Pages

Wednesday, 16 March 2011

Day Five

Dear Friends
It's been a difficult day.

At 11 am the prime minister announced that in additon to the20 km evacuation area,  people inside a 30km limit had to stay indoors.(Koriyama is 56 kms away ) We had a meeting at noon and decided to keep going.I was very unsure. Rumours were flying thick and fast. Companiesclosing and staff being sent home. We obviously needed a policy and I wasn'tsure what it was. I phoned my friend Sakai-san. I couldn't getthrough but he kindly rang me straight back. He put me right.Don't panic, Follow overnment instructions. Koriyama is not yetaffected. All his staff were working (system engineers). At times likethis you have to see what you can do to help, not run away.

So we had a policy. We made a flyer saying that we were supplyingessential goods and would keep going as long as we could but thatanyone was free to take paid leave if they wanted. We made up agoody bag of masks, sticky tape and drinks for everyone. Inessentialstaff were sent home. It seemed to do the trick and things really startedto happen from then. We had a visit from Rengo, the company that is buyingus out very soon. Their state of the art factory is damaged and closed.Could we make 50,000 cases for a noodle maker in Koriyama? I looked atthe order and it's for yakisoba and udon, all the stuff that's needed right now.Then Oji want us to make sheet for them. These are the two biggest companiesin the country and we're helping them out! So we have a full day's work  tomorrow,and I think enough staff. (We lent a car to one guy to share with the guy who didn'tknow how to catch a bus.)

But it's a fine line I'm treading. The government reassures us that the doses of radiationare minimal but traces have been found as far away as Tokyo.. It's one thing to begung ho and think you are helping the relief effort but the stakes are high in terms ofhuman health. TV footage of people panicking and driving out of the prefecturedon't help.

In the morning I went over to my apartment and removed the rest of my food store.As some of you will know for the past couple of years I have spent very happy timeswith a wonderful group of people planting and harvesting rice. Last October I bought30 kg of brown rice and there is still about 20 kg left. So I'm not short of food! I'd alsostockpiled bottled water so I am well prepared. Half the rice is at the company andhalf here so I will not starve howver long the duration. There's nothing much in the shops,the shelves are empty, All I could see were sweets, some biscuits and  ice cream!
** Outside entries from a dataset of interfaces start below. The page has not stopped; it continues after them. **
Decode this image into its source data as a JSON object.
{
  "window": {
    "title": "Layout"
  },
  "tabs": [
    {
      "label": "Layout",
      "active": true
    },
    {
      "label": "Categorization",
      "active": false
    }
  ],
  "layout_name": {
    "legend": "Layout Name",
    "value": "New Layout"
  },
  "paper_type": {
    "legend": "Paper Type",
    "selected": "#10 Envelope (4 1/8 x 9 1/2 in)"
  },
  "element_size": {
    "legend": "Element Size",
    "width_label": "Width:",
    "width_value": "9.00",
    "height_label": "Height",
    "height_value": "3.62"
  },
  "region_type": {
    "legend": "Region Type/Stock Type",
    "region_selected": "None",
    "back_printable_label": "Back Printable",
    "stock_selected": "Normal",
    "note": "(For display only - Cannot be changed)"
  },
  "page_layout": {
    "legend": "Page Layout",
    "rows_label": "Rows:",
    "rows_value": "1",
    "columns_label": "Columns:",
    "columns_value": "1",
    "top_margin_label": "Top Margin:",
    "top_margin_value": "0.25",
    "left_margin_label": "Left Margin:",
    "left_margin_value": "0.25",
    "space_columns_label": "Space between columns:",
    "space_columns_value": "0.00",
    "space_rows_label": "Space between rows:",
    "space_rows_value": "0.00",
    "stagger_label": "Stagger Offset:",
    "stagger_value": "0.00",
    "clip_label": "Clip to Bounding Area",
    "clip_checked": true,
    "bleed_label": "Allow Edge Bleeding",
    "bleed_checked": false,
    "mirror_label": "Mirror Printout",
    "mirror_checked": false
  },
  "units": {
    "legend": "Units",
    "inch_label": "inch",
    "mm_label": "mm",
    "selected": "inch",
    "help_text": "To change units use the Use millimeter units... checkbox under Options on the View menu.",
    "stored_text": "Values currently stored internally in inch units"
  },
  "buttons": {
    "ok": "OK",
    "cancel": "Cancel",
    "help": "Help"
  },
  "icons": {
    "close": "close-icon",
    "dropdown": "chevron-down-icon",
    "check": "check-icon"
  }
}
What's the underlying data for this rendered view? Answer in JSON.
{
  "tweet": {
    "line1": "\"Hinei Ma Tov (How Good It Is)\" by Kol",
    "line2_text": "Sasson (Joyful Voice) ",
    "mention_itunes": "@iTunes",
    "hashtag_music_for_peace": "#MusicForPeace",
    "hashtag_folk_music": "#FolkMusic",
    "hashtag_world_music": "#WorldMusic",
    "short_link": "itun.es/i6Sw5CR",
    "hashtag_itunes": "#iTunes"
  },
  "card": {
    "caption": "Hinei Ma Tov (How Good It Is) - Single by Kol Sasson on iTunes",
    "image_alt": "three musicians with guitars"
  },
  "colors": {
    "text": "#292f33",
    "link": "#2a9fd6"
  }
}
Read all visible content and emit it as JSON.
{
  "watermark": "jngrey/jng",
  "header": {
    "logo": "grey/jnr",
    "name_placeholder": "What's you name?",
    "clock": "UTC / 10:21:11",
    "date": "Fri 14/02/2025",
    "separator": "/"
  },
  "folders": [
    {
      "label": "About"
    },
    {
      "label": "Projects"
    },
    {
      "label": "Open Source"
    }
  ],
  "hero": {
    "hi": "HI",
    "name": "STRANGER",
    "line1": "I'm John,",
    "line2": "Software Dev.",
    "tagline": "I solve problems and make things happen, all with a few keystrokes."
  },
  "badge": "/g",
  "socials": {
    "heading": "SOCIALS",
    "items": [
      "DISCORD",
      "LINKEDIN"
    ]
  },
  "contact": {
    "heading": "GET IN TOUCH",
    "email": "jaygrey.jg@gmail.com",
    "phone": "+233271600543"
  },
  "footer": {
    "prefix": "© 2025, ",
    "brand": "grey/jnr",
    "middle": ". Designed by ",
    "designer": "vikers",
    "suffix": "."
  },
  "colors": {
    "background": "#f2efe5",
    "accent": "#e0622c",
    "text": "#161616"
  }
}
Too cold I guess for ice cream.

After the scare about radiation and the rain that started to fall in the afternoon, I decidedto drive home. We've had more minor tremours but no big ones today.Sorry, I take that back. We've just had a big one, Force 4.

BTW the radiation checks you are seeing in Koriyama and Nihonmatsu are for people who have been evacuated. Koriyama is one of the reception centres.

There isn't much time to think of the wider effects of all this but my heart goes out tothe farmers. Fukushima was just getting going in selling it's rice to China. Did you knowthere are 100 million Chinese with an income of more than 300,000 GBP/year? And even though it'sfour times the price of Chinese rice these people were prepared to buy Japanese rice as ittastes good and is safe. After years of paying farmers not to grow rice at last it seemed likethey might get a decent price and a decent living. But what of the Fukushima brand now? In tatters,

I feel very lucky to be in this solid, comfortable house (even though there's no running water )and I feel safe. I'll rest now for another tough day tomorrow.
Good night
Anne

No comments:

Post a Comment

Post a Comment